_Required work_. Where in the data below does the word "true" appear? Copy every line that has it.

>>>>>

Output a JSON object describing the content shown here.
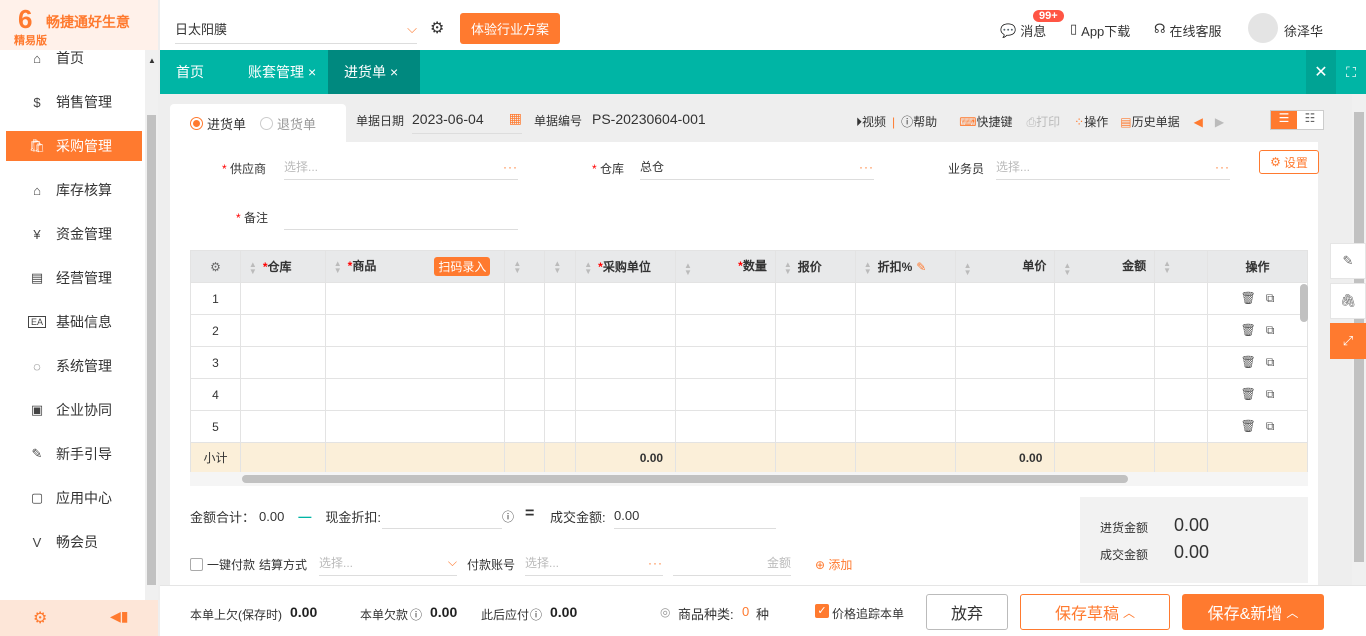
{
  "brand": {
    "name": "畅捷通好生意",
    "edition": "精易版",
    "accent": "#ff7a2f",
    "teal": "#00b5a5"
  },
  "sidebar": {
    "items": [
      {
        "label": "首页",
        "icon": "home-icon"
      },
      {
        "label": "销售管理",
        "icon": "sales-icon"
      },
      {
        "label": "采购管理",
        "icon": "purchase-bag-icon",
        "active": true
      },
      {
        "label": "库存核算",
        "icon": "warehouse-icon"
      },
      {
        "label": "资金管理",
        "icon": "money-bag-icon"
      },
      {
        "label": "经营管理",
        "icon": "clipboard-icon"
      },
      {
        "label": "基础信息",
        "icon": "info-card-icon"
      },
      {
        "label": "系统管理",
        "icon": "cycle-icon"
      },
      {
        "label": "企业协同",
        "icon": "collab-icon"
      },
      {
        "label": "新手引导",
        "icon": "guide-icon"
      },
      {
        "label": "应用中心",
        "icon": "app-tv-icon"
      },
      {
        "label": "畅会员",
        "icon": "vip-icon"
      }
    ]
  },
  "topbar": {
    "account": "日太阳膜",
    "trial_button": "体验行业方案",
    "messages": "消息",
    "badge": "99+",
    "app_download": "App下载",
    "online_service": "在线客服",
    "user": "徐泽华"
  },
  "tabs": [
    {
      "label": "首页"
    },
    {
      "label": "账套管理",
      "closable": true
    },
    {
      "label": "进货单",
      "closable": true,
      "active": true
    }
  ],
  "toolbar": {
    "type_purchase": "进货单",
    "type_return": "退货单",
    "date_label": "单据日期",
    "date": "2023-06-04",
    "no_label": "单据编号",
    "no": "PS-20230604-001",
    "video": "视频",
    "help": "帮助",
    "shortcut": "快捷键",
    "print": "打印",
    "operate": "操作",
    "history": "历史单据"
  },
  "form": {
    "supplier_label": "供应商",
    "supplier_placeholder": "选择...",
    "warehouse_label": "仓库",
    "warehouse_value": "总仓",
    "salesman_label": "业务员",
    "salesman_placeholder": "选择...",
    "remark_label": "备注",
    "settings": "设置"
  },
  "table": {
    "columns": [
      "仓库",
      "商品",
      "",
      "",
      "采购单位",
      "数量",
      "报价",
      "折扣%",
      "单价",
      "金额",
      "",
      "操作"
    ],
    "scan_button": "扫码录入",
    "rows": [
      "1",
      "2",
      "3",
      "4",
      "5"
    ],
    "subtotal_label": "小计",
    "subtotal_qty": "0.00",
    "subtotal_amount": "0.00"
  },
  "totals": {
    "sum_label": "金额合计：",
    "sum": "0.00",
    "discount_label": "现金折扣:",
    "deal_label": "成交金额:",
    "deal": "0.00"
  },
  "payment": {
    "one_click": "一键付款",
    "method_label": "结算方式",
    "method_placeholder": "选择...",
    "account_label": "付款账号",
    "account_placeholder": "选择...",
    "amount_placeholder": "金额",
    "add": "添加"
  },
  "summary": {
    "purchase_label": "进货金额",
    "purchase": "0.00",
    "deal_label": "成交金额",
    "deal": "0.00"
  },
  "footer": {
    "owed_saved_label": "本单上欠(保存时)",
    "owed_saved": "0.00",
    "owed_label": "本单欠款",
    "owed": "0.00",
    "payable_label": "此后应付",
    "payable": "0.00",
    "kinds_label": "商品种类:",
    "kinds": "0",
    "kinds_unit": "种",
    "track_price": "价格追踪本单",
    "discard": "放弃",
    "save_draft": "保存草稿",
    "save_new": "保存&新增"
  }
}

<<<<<
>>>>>

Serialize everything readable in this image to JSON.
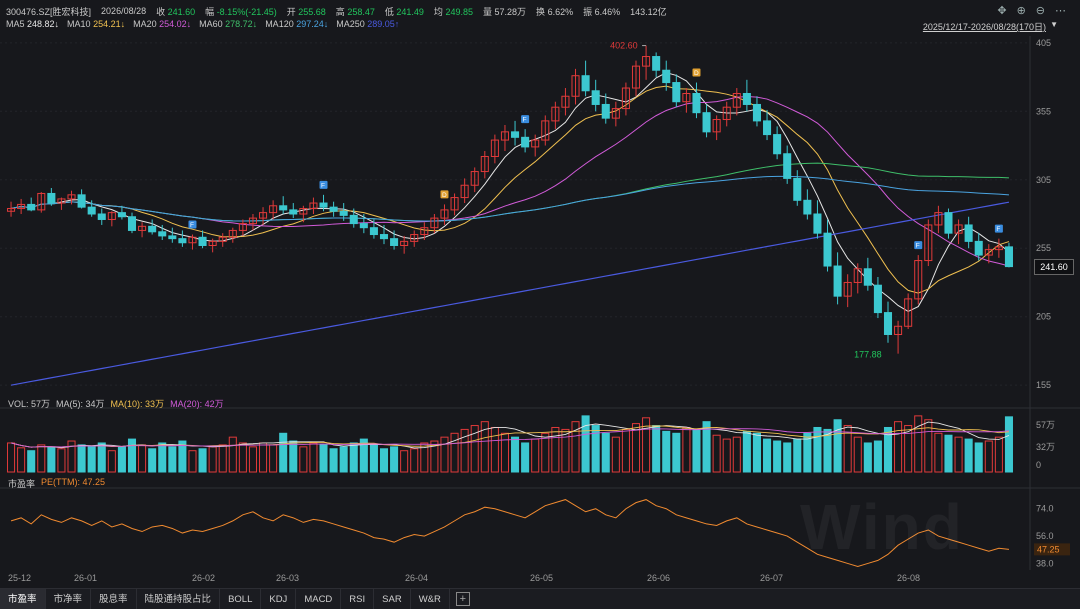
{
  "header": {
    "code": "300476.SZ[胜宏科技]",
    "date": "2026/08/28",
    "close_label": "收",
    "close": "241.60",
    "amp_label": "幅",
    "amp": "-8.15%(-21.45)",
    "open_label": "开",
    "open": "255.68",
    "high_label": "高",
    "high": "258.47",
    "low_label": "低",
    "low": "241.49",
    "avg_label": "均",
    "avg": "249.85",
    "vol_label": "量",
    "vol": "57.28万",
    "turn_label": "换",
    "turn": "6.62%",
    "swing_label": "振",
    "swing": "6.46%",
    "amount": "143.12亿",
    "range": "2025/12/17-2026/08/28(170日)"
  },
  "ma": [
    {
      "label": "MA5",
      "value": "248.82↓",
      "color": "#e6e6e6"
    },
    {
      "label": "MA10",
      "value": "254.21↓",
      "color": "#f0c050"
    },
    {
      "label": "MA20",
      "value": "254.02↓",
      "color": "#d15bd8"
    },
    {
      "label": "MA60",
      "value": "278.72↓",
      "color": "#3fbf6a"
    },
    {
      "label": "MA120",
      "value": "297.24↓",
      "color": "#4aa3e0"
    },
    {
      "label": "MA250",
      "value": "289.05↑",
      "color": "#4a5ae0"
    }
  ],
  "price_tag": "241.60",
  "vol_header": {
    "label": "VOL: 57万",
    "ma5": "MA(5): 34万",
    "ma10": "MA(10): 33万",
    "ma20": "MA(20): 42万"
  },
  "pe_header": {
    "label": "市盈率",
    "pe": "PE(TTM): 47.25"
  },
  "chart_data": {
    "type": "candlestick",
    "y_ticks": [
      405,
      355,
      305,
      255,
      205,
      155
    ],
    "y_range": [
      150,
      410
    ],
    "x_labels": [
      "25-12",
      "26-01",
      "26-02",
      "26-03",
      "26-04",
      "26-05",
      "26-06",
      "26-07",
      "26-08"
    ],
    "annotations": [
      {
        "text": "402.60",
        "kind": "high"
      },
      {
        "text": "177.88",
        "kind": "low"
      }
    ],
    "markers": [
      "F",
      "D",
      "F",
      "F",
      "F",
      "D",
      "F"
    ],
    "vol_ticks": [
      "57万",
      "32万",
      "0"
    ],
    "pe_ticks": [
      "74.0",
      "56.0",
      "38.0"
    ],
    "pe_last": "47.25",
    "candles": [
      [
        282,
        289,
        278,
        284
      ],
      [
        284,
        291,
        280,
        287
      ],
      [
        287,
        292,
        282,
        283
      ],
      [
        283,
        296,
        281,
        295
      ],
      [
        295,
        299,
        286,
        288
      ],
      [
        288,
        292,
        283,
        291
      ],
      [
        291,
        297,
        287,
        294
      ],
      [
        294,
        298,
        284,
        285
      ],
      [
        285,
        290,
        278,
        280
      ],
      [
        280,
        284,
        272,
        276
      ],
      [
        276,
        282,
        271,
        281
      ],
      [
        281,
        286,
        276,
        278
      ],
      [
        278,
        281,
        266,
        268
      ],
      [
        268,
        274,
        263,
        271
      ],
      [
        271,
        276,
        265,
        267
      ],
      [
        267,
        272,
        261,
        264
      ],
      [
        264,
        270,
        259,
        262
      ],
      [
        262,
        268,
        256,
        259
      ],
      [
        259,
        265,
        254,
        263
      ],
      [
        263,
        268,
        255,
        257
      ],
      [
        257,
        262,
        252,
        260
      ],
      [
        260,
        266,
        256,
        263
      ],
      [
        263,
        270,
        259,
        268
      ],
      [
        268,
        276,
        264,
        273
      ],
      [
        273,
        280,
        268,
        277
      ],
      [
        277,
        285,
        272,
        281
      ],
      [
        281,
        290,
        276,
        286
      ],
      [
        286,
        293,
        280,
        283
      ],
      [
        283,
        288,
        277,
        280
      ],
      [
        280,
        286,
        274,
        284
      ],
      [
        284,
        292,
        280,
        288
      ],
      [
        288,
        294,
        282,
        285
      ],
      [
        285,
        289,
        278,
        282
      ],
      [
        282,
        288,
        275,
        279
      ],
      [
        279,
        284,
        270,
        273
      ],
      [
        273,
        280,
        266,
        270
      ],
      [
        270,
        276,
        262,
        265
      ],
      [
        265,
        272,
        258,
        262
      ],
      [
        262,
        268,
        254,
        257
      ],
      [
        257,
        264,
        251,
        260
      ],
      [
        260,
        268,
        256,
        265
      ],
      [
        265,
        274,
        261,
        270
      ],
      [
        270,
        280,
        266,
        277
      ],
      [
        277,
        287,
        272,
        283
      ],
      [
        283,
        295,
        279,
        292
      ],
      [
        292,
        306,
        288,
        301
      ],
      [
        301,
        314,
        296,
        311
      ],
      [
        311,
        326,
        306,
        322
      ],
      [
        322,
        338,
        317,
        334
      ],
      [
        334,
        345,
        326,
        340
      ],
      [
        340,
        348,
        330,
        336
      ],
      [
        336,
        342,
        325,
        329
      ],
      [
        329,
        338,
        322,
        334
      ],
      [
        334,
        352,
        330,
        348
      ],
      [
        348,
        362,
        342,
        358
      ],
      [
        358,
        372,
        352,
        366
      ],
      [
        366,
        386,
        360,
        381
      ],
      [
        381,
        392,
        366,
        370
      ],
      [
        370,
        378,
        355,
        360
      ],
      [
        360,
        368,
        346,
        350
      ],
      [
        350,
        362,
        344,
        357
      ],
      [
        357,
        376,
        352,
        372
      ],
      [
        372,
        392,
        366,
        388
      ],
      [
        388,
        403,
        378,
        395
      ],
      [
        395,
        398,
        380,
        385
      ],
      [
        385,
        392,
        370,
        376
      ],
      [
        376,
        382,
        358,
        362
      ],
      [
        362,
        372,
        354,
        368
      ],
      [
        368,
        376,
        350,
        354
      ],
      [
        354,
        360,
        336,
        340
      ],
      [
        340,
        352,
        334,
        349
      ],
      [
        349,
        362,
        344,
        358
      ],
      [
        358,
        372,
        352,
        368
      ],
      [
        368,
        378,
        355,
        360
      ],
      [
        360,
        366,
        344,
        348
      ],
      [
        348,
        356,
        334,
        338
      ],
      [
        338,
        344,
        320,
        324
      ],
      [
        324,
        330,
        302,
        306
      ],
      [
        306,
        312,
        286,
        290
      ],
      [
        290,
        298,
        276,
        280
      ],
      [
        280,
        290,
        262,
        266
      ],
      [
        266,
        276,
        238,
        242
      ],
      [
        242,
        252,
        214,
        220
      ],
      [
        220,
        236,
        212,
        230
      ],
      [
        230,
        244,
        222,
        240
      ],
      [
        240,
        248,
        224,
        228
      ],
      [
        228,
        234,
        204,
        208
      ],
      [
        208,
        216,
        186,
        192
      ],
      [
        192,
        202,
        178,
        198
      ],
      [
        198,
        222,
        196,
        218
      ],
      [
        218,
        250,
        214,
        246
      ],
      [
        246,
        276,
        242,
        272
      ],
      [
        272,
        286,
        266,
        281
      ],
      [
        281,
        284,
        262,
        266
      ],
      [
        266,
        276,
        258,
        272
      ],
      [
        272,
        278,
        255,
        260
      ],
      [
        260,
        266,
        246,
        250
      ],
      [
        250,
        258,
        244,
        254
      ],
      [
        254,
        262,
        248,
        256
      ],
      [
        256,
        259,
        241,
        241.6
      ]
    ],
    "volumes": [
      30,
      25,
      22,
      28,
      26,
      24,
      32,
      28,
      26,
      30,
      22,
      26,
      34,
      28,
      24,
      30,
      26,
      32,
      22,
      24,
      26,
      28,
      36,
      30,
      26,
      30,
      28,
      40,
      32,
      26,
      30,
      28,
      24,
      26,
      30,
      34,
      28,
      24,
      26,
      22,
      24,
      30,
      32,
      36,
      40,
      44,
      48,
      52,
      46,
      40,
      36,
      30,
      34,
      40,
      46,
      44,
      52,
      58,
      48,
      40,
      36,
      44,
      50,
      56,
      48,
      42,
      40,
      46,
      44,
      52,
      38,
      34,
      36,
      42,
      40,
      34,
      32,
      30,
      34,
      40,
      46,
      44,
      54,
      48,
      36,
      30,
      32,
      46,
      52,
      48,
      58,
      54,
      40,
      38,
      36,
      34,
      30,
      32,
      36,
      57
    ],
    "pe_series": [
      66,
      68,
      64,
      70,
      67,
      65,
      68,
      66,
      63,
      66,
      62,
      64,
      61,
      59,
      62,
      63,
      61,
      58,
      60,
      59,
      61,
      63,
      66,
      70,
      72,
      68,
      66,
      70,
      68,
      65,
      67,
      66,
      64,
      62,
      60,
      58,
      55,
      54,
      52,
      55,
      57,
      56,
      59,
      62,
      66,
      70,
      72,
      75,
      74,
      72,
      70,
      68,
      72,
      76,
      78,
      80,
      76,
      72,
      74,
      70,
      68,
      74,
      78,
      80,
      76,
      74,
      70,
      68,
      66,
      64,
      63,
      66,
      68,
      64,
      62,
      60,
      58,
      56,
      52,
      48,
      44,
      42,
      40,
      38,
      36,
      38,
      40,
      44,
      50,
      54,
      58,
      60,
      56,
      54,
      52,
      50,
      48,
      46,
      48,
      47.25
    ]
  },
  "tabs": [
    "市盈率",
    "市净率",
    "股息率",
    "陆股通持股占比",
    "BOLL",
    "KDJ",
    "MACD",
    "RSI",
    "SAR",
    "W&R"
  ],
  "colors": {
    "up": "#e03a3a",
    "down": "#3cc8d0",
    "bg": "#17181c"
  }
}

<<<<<

_Problem solution_.
        "active": true
      "closable": true
      "closable": true,
      "active": true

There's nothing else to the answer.